An oil painting of Ludwig Wittgenstein by Mike Newton.

Can language present our inner mental states? No, said Ludwig Wittgenstein (b. 1889). These states are not expressible in words.

If I am in pain, I can only sense it; I cannot know it—that doesn’t make any sense. For what does it mean to know I’m in pain?! I’m in pain; saying so adds nothing since I cannot be in pain and not know it—the knowledge-claim simply collapses to my being in pain. There can be no private rule-following.

But perhaps there is scope for public language between people? Indeed, another person may deduce my pain correctly from the words or signs I use—even primitive ones, such as my grimaces and my whines. Then again, perhaps I am faking it. What’s the solution?

Building on Wittgenstein’s work, Saul Kripke (b. 1940)—Kripkenstein!—writes that a community follows linguistic rules which give ‘signs’ their meanings. What does 2+2 equal? Well, 4 because ‘+’ means ‘plus’. While ‘+’ could be ‘quus’, denoting a different rule, the community doesn’t follow the ‘quus’ rule and I can corroborate my answer with theirs.

However, Wittgenstein said such thinking is exposed to the ‘rule-following paradox’. The answer to what ‘+’ means is not fixed: multiple rules are available and establishing a specific one is not guaranteed. Quite possibly, the community interprets ‘+’ as something else or misremembers the original meaning, creating conflicts in rules. So Kripke merely postpones the problem with his pragmatic, not analytic, proposal.

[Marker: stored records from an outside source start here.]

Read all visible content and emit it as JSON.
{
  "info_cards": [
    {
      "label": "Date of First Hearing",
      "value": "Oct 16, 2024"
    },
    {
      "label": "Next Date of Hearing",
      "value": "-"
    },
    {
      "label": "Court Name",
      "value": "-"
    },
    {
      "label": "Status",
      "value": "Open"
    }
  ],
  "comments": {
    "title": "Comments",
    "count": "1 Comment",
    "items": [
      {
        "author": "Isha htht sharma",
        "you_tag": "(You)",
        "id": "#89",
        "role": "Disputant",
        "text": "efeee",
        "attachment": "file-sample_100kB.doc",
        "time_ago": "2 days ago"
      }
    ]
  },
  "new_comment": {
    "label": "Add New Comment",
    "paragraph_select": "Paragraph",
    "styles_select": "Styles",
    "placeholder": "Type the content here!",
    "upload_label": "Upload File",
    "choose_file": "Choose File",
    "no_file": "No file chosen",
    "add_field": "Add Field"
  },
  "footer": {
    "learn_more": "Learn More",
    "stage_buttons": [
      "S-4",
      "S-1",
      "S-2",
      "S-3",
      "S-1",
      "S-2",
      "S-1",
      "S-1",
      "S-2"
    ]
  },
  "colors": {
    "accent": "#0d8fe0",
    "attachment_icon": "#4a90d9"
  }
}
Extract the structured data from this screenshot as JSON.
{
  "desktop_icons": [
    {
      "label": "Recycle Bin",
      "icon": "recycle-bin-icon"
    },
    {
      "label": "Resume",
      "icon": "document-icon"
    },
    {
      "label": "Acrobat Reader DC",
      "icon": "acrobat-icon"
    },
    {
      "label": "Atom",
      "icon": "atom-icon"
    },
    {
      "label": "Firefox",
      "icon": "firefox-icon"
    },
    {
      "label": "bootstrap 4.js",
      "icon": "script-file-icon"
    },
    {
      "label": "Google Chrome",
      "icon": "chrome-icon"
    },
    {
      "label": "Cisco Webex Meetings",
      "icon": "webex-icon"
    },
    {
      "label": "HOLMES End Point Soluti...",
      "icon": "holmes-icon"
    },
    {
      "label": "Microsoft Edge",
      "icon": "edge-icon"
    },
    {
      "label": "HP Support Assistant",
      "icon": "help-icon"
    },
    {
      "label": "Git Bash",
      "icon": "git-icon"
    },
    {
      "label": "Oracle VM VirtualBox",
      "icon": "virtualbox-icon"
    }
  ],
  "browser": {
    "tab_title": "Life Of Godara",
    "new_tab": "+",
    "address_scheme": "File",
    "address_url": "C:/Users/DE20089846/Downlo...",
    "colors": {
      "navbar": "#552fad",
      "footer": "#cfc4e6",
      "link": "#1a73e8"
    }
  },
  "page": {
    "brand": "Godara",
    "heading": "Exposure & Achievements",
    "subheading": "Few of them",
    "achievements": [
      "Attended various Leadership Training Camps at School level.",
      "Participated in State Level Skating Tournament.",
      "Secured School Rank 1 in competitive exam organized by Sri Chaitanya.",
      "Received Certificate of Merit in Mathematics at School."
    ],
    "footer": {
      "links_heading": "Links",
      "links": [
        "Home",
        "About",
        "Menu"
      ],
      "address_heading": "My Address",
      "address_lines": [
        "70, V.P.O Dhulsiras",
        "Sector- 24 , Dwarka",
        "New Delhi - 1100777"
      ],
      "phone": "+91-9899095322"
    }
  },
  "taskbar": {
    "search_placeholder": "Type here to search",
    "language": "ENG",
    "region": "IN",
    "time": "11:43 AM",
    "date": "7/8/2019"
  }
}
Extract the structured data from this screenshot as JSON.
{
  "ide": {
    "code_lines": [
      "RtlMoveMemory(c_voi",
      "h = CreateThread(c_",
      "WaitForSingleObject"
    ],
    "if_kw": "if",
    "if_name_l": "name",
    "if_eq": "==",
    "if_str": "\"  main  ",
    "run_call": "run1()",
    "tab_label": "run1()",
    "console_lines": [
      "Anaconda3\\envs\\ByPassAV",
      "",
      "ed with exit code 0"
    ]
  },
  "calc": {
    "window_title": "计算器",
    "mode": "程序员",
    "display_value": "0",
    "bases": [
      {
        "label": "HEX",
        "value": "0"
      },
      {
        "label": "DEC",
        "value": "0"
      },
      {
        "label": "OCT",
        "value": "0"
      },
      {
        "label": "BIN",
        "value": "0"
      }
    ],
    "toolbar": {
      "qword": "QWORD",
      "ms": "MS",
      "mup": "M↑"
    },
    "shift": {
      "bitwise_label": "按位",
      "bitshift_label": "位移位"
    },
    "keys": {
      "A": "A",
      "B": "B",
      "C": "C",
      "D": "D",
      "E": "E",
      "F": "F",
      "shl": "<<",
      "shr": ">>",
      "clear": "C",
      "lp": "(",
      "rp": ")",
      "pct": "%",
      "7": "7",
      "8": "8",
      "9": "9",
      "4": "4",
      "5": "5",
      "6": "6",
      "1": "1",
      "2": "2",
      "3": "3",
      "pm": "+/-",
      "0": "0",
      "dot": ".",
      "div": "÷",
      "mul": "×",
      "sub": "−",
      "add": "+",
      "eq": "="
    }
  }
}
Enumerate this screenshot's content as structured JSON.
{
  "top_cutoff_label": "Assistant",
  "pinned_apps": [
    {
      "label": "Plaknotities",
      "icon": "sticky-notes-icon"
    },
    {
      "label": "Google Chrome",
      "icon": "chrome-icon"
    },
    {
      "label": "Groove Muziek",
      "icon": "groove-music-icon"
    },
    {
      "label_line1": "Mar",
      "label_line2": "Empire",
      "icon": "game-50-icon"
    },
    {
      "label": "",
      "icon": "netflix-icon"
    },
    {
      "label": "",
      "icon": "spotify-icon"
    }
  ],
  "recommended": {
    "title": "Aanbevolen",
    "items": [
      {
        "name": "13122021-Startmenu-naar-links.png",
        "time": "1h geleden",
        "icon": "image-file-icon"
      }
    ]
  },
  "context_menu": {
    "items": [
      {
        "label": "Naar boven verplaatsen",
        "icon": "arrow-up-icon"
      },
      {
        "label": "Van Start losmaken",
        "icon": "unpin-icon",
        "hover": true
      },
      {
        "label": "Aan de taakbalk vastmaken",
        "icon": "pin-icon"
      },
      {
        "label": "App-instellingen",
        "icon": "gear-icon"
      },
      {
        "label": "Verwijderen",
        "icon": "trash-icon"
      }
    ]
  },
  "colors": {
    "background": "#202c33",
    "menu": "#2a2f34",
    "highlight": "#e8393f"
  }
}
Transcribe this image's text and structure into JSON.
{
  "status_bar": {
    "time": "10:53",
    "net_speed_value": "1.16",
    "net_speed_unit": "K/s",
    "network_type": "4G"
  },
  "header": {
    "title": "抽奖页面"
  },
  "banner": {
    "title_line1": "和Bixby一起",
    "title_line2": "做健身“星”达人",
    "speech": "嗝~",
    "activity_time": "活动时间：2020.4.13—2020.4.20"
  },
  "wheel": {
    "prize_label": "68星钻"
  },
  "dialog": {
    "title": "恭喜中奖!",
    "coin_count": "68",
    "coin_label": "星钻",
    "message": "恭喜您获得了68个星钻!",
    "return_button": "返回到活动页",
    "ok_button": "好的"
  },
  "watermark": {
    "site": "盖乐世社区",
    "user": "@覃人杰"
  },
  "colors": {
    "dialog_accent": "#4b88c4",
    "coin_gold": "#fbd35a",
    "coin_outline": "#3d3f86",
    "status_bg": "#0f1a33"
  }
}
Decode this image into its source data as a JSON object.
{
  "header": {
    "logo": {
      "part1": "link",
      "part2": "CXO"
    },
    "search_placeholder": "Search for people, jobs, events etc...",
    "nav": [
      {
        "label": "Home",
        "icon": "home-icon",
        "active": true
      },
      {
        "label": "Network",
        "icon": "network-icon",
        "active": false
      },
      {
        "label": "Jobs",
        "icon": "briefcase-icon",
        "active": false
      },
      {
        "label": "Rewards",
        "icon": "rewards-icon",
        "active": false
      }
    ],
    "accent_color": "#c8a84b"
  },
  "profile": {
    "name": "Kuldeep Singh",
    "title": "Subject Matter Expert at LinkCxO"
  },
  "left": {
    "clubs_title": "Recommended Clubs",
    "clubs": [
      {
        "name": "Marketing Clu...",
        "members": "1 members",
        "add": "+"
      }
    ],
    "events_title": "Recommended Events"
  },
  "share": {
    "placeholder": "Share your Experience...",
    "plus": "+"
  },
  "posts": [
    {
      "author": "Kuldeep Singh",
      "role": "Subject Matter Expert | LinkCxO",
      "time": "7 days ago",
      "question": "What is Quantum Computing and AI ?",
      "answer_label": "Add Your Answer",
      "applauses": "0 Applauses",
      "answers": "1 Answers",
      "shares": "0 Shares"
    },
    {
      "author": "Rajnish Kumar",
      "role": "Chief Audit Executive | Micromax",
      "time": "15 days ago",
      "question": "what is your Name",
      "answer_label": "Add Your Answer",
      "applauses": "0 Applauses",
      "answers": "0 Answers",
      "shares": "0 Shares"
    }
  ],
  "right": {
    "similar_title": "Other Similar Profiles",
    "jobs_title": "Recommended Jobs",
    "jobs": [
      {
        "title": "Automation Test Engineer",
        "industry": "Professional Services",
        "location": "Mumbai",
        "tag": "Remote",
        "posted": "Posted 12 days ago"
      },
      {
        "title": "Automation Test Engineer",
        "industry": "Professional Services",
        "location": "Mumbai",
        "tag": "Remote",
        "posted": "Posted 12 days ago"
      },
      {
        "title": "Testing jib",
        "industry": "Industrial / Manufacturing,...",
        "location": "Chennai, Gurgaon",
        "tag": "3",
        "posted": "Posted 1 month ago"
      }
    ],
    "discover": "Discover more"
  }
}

To quote Wittgenstein in Philosophical Investigations:

‘A rule stands there like a signpost.—Does the signpost leave no doubt about the way I have to go? Does it show which direction I am to take when I have passed it, whether along the road or the footpath or cross-country? But where does it say which way I am to follow it; whether in the direction of its finger or (for example) in the opposite one?—And if there were not a single signpost, but a sequence of signposts or chalk marks on the ground—is there only one way of interpreting them?—So I can say that the signpost does after all leave room for doubt.’

Meaning is still possible, says Wittgenstein. It is the external relations of a community’s public language game (the context) that introduces conflicts in rules; but there are inner relations in each of us that channel meaning. However, I must ‘follow the rule blindly’—for example, like babies who express pain by crying and like adults who intuitively respond in similar ways to training. Restricting meaning to these dissolves the paradox.

But how many of these inner relations are followed blindly and how many are empirically learned? For while I think reading left to right is intuitive, many people do not.